*Brief:* Every line holding the word "image" should be copied from the material.

[Opening Supplied records section]

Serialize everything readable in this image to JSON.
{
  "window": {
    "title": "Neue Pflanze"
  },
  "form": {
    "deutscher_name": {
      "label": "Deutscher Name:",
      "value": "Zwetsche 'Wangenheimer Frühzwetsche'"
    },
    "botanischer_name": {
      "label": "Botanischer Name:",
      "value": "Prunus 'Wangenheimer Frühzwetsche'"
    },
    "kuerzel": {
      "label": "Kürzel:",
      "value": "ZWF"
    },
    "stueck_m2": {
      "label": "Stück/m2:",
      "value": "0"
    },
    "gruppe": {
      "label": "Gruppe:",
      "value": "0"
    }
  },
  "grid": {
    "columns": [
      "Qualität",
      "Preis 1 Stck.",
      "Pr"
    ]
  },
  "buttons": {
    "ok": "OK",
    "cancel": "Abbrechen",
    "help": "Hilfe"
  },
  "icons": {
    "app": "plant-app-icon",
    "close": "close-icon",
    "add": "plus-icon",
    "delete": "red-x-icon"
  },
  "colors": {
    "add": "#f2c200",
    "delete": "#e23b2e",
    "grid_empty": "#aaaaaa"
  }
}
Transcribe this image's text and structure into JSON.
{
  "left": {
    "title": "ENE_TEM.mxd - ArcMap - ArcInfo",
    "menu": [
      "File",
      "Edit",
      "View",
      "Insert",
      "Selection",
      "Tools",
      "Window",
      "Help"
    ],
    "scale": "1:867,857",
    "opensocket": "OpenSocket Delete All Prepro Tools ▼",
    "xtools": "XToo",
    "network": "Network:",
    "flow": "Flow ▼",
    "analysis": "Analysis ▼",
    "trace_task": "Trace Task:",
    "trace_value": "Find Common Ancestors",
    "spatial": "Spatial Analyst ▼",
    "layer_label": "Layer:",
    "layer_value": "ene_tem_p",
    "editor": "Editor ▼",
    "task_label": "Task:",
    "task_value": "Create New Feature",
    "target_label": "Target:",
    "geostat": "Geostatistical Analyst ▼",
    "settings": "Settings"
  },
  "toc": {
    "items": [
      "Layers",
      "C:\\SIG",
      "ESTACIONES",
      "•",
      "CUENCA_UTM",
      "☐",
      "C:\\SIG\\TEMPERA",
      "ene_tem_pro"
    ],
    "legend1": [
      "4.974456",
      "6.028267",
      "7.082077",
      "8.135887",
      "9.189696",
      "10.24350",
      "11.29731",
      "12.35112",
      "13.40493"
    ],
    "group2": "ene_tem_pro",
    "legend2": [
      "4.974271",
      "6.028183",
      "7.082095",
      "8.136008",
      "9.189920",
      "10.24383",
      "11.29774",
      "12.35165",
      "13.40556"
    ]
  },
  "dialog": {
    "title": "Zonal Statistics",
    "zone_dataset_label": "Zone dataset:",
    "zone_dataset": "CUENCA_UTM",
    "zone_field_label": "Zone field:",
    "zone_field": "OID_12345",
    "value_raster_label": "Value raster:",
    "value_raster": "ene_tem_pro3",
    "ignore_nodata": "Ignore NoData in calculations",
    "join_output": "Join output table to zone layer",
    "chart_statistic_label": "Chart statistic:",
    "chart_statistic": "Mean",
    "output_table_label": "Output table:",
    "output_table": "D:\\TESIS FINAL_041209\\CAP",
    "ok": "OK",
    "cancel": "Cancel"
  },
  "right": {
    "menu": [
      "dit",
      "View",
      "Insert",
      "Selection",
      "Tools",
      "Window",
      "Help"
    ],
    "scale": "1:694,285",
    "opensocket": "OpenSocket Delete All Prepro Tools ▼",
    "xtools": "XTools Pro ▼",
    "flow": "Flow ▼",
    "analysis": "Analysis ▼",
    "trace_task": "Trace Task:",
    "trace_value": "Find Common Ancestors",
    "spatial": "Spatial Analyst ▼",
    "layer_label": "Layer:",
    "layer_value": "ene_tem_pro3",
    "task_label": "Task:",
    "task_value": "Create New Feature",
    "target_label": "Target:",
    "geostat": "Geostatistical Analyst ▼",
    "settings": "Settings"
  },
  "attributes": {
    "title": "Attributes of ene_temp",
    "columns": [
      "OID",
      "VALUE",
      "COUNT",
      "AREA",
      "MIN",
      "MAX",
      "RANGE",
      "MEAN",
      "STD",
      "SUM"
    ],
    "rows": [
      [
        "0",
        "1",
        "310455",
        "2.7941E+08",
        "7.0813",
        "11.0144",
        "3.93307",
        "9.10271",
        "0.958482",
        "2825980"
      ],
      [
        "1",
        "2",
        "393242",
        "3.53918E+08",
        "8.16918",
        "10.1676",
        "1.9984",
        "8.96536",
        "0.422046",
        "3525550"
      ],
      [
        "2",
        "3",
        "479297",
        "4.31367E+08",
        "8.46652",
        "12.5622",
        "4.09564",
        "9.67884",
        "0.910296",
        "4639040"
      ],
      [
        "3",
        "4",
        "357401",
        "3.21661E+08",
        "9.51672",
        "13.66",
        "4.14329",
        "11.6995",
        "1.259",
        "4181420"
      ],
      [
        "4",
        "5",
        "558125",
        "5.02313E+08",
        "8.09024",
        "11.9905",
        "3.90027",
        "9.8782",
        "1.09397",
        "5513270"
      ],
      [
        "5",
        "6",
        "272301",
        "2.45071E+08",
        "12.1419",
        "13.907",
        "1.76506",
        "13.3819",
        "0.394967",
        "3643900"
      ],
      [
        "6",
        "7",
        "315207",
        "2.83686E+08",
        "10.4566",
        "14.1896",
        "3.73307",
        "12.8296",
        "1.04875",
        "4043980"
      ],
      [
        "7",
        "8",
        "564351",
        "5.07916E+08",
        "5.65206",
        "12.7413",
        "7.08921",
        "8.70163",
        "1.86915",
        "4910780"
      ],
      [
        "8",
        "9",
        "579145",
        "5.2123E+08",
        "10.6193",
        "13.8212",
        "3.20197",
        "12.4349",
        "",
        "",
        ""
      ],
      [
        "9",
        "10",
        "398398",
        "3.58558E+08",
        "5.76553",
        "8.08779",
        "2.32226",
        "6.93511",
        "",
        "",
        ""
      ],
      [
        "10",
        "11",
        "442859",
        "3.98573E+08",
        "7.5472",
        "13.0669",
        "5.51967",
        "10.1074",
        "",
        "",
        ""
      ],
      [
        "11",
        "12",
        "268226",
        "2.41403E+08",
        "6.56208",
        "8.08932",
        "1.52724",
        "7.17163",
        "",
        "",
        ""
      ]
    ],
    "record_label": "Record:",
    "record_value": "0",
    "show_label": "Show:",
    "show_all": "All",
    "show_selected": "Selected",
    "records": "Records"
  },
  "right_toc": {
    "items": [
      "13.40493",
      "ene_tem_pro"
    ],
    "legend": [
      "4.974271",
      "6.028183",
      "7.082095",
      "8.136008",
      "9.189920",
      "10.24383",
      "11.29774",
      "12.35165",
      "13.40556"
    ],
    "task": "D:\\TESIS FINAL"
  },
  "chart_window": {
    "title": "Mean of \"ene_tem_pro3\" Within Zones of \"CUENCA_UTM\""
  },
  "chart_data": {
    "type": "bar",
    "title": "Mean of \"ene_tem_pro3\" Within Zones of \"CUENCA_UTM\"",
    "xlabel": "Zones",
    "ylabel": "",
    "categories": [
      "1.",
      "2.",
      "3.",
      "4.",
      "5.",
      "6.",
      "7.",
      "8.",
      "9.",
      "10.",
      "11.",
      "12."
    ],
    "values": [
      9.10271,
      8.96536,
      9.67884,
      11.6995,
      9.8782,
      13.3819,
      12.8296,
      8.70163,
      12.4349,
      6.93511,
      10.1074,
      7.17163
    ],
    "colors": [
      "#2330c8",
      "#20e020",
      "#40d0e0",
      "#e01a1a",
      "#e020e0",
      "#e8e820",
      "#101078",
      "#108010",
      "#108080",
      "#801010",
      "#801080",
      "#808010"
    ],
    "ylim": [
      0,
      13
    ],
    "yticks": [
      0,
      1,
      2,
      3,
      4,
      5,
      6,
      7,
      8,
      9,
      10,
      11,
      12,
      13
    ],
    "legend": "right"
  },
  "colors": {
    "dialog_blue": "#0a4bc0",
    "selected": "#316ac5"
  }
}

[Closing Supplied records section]

*Your solution:*
Serialize everything readable in this image to JSON.
Transcribe this image's text and structure into JSON.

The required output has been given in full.